This weekend my five year old son and I made blueberry muffins. While we were waiting for them to bake my son asked me “Mom, blueberry muffins are healthy, right?”
I paused, thinking of how to respond.
Our blueberry muffins contained butter, white flour, and white sugar, all foods that other families may call “bad” or even banish from their diets altogether. However, what I consider healthy is probably different to what you consider healthy. With so many popularized diets, food options, and extreme opinions out there, I’ve realized that healthy is a very subjective term.
We eat everything. Vegetables, fruit, meat, grains, dairy, chocolate (that’s a food group, right? ;) ) and of course there is sometimes goldfish crackers, Cheerios, and drive-thru dinners. GMO, non-GMO, organic, non-organic, local, not local, fresh, packaged. But still… I consider us a “healthy” family.
“These muffins are going to give us lots of energy,” I told my son. “So this afternoon you can run, jump and play! The blueberries we added are SO good for us. They have antioxidants, fiber, vitamins and minerals. They’ll help you grow, keep your brain sharp, and help your body fight getting sick. We wouldn’t have muffins for supper, but we may have them for a snack or a dessert. These muffins are more of a treat, but they still have things in them that are good for us. Every food does.”
Yes, you heard me right. Every food does! To a starving child, anything with calories is healthier than going hungry.
Just this past weekend I heard about a little girl food shaming a family she was visiting for all the “junk” they kept in their cupboards. I would be speechless (and concerned) if any child spoke to me that way. I would wonder if food shaming, or over-emphasizing food in general, were a part of this child’s home life. I can’t think of anything else that would fast track an eating disorder quicker than that.

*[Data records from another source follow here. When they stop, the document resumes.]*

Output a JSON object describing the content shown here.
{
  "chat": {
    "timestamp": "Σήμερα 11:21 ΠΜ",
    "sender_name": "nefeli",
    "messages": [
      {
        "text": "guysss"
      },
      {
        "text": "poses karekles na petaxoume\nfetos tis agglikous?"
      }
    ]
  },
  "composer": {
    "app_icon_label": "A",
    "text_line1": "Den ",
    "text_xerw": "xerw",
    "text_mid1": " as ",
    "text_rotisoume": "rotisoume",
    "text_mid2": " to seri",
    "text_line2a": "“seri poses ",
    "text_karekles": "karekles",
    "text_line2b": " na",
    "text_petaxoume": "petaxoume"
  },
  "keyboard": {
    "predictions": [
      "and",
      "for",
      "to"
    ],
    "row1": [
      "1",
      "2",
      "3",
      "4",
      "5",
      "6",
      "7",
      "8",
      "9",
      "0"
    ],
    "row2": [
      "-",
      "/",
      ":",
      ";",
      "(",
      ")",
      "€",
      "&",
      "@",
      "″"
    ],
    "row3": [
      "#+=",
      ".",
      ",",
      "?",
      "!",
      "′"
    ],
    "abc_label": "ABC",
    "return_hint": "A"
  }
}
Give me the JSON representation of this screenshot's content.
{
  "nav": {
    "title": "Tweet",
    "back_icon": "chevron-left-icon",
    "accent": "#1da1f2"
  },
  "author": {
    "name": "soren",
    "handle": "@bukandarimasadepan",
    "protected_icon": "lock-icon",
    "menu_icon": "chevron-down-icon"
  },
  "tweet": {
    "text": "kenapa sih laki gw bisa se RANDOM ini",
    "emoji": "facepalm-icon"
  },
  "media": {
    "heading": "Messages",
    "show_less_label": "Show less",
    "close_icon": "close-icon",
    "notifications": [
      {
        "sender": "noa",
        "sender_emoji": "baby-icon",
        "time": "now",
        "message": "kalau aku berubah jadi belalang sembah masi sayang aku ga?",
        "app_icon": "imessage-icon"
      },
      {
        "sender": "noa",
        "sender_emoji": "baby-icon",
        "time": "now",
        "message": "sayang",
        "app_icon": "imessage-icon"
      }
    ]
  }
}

I’ve also heard about children as young as four criticizing parts of their bodies they don’t like. This hurts my heart. Children should NOT have to think about these things (I wish nobody did).
I spent years classifying foods as “good” and “bad.” I don’t want my children to do this because it also meant that I spent years feeling guilty whenever I indulged, even on something harmless like a blueberry muffin. What is life without enjoying the simple pleasure of a freshly-baked, warm blueberry muffin?
So while some may disagree with me, I believe my children having a healthy relationship with food is more important than eating a “perfectly healthy” food.
That is why there is no such thing as a “bad” food in our house.